The Fourth of July is a time of fun, celebration, and FIREWORKS. But, for those with sensory processing disorder (SPD) or for parents of a child with SPD, it can be very distressing.
A child with SPD may have difficulties processing sensory input. They may become overwhelmed with loud noises, crowds, surprises, unexpected touch, or even just the change in their normal routine.
This may cause them to retreat, run away, become upset and have a behavioral outburst. This struggle with sensory overload makes it difficult for them to enjoy and participate in the festivities.
How to navigate big events with SPD children
Prep! First and foremost, prepare your child for the upcoming event. Discuss what you will be doing, what they may see, hear or feel. Talk about how this may make them feel. Give ideas of how you will help them feel comfortable and safe. Ask them what they are excited about and what they are nervous about to inform your preparation.
Helpful tools to soothe
Noise-canceling headphones are a great way to help an auditorily sensitive child. These headphones reduce the volume of the noise they hear, allowing them to enjoy the spectacular visual element of fireworks, without auditory overload. Make sure you try the headphones out prior to the day. You’ll want to make sure they fit right and your child is comfortable using them. Sometimes trying something new can be upsetting for a child with SPD. It’s helpful to familiarize them with the tool you’re using before the stressful event occurs.
Compression clothing or weighted blankets/vests provide deep proprioceptive input which is typically calming for a child. If your child responds positively to this sort of input, make sure you have their vest or blanket available for the big day.
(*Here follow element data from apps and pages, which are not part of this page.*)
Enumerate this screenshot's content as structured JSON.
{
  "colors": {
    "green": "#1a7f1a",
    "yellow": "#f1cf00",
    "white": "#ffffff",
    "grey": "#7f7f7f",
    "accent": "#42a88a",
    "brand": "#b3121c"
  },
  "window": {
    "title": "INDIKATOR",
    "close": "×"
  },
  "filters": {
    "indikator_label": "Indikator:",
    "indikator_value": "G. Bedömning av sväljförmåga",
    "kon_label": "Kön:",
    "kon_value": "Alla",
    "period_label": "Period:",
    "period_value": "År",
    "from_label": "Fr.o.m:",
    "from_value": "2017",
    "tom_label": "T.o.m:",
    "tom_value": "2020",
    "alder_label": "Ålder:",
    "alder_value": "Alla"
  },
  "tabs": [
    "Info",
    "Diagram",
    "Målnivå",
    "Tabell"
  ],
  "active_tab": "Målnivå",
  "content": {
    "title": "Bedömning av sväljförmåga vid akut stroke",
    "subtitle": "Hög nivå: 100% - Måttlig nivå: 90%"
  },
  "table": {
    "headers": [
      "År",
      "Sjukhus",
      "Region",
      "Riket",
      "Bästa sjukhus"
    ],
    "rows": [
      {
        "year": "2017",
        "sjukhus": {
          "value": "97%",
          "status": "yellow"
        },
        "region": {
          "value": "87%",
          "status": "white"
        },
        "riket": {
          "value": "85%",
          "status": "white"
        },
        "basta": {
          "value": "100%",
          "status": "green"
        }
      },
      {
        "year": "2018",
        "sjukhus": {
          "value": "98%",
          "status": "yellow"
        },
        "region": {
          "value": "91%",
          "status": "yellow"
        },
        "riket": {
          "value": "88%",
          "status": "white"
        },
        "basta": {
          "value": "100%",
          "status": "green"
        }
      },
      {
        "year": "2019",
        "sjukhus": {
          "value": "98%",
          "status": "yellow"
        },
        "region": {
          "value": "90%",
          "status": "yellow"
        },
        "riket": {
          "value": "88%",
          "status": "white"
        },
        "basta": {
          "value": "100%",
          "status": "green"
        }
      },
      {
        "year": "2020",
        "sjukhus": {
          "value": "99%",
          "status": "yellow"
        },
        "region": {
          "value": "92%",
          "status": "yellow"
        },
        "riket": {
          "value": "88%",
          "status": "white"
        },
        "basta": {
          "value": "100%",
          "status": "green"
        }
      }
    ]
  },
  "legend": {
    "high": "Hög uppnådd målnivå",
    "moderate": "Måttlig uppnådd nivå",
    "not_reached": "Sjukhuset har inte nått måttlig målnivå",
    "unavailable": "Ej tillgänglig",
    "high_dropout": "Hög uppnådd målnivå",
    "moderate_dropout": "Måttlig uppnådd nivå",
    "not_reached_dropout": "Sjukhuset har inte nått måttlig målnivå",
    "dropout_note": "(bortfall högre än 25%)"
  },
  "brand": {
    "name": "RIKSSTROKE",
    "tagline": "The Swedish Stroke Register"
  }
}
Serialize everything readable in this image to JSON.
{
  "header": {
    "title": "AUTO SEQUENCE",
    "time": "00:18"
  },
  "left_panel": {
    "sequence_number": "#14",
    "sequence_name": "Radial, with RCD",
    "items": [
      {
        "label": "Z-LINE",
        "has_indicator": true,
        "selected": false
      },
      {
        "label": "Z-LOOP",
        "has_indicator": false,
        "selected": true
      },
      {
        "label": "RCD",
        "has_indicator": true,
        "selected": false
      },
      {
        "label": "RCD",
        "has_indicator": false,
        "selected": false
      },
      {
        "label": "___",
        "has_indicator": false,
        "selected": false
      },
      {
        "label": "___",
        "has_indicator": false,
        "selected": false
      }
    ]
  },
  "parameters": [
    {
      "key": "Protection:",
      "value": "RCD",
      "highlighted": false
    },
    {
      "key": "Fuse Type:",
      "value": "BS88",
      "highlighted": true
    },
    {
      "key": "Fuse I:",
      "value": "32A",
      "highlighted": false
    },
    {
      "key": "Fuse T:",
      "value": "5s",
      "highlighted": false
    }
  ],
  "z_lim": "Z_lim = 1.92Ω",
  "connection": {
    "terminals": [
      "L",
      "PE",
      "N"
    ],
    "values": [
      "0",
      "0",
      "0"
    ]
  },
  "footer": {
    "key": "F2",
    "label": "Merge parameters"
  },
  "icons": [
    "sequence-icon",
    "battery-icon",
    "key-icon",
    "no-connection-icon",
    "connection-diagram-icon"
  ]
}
Use it during the more overstimulating events or when you anticipate they may become overstimulated.
Deep pressure from a hug, squish or joint compressions can be another way to get similar calming input. Have your kid sit on your lap when fireworks are being lit so you can provide them with a bear hug if they are getting overwhelmed. Remember that deep pressure can be used in preparation of a difficult situation, so use deep pressure leading up to fireworks. Think of it as a way to soothe the nervous system prior to a stressful event.
Take a Break
Quiet space or a ‘desensory’ place, can be helpful to provide your child a break away from all of the action. Perhaps they are excited for the day but you know they will get overwhelmed with everything going on. Set up a safe place away from all of the activities where your child or both of you can retreat for a brief respite.
Show them this space ahead of time. Explain that if they need to, they can come here to calm down and regroup. Sometimes having just a few moments to get away from an overwhelming situation can be enough to allow a child to calm down and be re-engaged. Additionally, you can provide calming input via deep pressure or a weighted blanket during this time.
*NOTE: It should be noted that a desensory place should not be used as a timeout or discipline place. This should be a place the child feels very comfortable going. We want them to learn that this is a space that helps them feel better, and eventually seek it out for themselves without the guidance of a parent.
Strive for Balance
Meet them where they’re at. Remember it’s also okay not to participate in everything going on. Maybe your family plans a big day of it all: gathering for a BBQ, then lighting fireworks when it becomes dark, and going all out.
You may know that all of this will be too much for your sensory avoider. If your child is overwhelmed, perhaps you both can watch the fireworks from inside. This will give them some cushion from the extreme stimulation.
Maybe you know they are really excited about the fireworks, so choose to limit the interaction at the gathering beforehand to help them stay more regulated. You can also plan to take a few sensory breaks during the day to help them stay on track.
Prepare, Monitor, Succeed!
Children with SPD can sometimes be unpredictable. Knowing what typically calms or upsets your child and monitoring their behavior during the day will help you to intervene at the right times. Of course, something unexpected can always occur, but having the proper tools can make the difference between a meltdown and just a blip on the radar.
Having a successful experience will be very empowering for both you and your child.
Using the right tools, paying attention to your child’s needs and modifying what type of input you are providing, or simply taking a break from the action, can allow a successful day.
You’ve got this!